Two professors – one from the biology department and the other from the chemistry and chemical biology department – have been awarded more than a half-million dollars to investigate the production of cancer drugs in Catharanthus roseus.
Kevin Gozzi started working in assistant professor Win Chai’s microbiology lab during his first month at Northeastern. Now, the fourth-year biology student is the co-first author of the lab’s most recent publication.
Maggy Benson, S’06, might not have become the face of a popular television-style program at the Smithsonian’s National Museum of Natural History had it not been for Northeastern’s co-op program.
If you want to ace your exams, you’ll need to study hard. But, says Fred Davis, a biology professor with expertise in circadian rhythms, you’ll also need to put down the books and catch a little shuteye.
Phillip Strandwitz wants to raise $50,000 to help research whether bacteria in our guts play a role in depression and anxiety.
A new discovery by University Distinguished Professor Kim Lewis and his colleagues could advance customized treatments for people with relapsing bacterial infections.
Northeastern professor Mark Patterson never imagined he’d one day attend Comic-Con, much less in costume. But there he was Thursday afternoon dressed as a coral polyp, walking around Exhibit Hall amid the thousands of visitors worldwide who flock to the annual pop-culture convention in San Diego.
A research team led by University Distinguished Professor Kim Lewis presents in a new paper that it has identified drug-tolerant persister cells in the bacterium that causes Lyme disease. The researchers also present a promising approach to potentially eradicating this and other infections.
Murray Gibson has decided to step down as the Dean of the College of Science, effective June 30, 2015. Murray’s tenure completes five years as the Founding Dean of the College of Science.
The most powerful and valuable experiences Yunrong Chai has had as a biology professor and researcher have come from unexpected occurrences in the laboratory.
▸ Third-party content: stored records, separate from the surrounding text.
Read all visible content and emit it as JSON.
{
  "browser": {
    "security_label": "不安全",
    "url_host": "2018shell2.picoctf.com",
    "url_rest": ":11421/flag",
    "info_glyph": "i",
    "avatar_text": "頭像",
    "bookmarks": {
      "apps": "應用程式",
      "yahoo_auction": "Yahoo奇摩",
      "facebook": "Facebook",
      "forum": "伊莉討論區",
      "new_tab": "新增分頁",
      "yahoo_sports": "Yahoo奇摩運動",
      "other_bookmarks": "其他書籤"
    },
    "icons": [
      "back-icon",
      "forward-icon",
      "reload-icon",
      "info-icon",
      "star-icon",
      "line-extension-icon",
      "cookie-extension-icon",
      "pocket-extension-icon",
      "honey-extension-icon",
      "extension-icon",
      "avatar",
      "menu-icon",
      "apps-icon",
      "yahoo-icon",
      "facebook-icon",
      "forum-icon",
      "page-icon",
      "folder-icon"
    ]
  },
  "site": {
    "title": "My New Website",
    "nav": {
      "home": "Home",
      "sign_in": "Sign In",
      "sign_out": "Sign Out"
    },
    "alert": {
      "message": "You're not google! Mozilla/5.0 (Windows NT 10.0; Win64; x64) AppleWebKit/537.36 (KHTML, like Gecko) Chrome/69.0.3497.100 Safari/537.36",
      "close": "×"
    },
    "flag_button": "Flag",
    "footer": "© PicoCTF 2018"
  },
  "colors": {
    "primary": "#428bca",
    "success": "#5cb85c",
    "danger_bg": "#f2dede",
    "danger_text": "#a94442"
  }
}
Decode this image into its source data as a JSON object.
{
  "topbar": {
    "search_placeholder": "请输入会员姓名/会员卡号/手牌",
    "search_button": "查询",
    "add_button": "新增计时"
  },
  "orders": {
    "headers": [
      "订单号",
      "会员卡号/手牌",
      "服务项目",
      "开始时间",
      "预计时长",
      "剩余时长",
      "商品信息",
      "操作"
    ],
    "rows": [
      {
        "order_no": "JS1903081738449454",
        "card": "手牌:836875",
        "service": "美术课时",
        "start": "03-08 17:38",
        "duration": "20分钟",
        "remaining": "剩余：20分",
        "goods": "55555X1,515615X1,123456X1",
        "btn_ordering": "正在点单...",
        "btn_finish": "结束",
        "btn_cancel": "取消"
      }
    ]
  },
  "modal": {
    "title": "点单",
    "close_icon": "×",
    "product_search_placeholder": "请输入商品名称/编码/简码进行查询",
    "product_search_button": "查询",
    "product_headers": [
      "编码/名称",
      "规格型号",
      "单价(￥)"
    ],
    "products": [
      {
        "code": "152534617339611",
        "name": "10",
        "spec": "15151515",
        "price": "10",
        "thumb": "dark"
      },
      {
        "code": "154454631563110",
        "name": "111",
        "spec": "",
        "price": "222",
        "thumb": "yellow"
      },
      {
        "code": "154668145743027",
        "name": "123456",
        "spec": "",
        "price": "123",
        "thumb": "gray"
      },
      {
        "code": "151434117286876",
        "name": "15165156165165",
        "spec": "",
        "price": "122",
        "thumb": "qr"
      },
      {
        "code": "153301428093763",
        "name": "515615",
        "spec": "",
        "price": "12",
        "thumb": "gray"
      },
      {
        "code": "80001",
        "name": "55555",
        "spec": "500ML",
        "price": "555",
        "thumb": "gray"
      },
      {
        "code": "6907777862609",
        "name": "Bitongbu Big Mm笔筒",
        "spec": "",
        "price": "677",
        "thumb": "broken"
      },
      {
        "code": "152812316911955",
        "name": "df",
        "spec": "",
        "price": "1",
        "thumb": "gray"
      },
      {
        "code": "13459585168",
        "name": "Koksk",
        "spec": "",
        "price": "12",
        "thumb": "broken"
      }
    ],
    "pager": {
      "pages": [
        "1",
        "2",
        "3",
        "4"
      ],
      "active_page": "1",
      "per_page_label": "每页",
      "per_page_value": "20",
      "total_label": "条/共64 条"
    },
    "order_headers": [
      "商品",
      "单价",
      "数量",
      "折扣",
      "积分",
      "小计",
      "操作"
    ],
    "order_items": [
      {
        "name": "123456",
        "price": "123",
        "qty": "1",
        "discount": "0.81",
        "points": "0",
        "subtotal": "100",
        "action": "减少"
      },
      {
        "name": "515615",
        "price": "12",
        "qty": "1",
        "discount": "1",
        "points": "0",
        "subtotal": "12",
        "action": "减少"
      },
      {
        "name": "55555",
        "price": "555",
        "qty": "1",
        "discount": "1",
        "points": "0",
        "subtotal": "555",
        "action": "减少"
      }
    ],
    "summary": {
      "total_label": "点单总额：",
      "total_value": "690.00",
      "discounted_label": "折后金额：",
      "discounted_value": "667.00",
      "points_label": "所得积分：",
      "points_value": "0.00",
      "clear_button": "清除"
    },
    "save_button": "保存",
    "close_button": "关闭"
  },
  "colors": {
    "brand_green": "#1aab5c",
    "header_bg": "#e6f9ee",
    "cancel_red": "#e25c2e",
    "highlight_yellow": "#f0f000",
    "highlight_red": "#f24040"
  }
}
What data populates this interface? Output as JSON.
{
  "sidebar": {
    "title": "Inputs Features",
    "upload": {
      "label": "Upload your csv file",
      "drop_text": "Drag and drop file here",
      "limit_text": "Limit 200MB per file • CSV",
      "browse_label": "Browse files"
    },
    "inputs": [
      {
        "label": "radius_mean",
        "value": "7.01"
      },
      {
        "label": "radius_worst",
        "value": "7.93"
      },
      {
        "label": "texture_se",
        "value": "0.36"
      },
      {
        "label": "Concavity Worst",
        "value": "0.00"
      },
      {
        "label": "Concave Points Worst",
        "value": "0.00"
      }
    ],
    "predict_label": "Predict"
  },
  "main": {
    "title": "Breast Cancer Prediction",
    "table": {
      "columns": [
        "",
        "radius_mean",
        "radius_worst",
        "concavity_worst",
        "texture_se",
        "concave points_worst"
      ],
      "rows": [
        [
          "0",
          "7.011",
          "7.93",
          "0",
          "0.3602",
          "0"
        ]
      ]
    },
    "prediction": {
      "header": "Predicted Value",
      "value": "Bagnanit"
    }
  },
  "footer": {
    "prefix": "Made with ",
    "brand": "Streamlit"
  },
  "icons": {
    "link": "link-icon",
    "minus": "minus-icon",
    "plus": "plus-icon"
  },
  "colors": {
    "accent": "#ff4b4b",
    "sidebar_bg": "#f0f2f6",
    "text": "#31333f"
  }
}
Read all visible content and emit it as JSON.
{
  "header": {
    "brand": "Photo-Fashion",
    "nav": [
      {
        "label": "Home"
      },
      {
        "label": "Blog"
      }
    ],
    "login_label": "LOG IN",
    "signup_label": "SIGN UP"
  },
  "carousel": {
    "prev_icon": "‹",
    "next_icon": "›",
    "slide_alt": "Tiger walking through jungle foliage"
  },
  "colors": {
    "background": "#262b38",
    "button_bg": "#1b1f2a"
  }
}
The path to success is a difficult one. He says the field of study is still heavily focused on observation-based research. That’s why the unexpected is so important.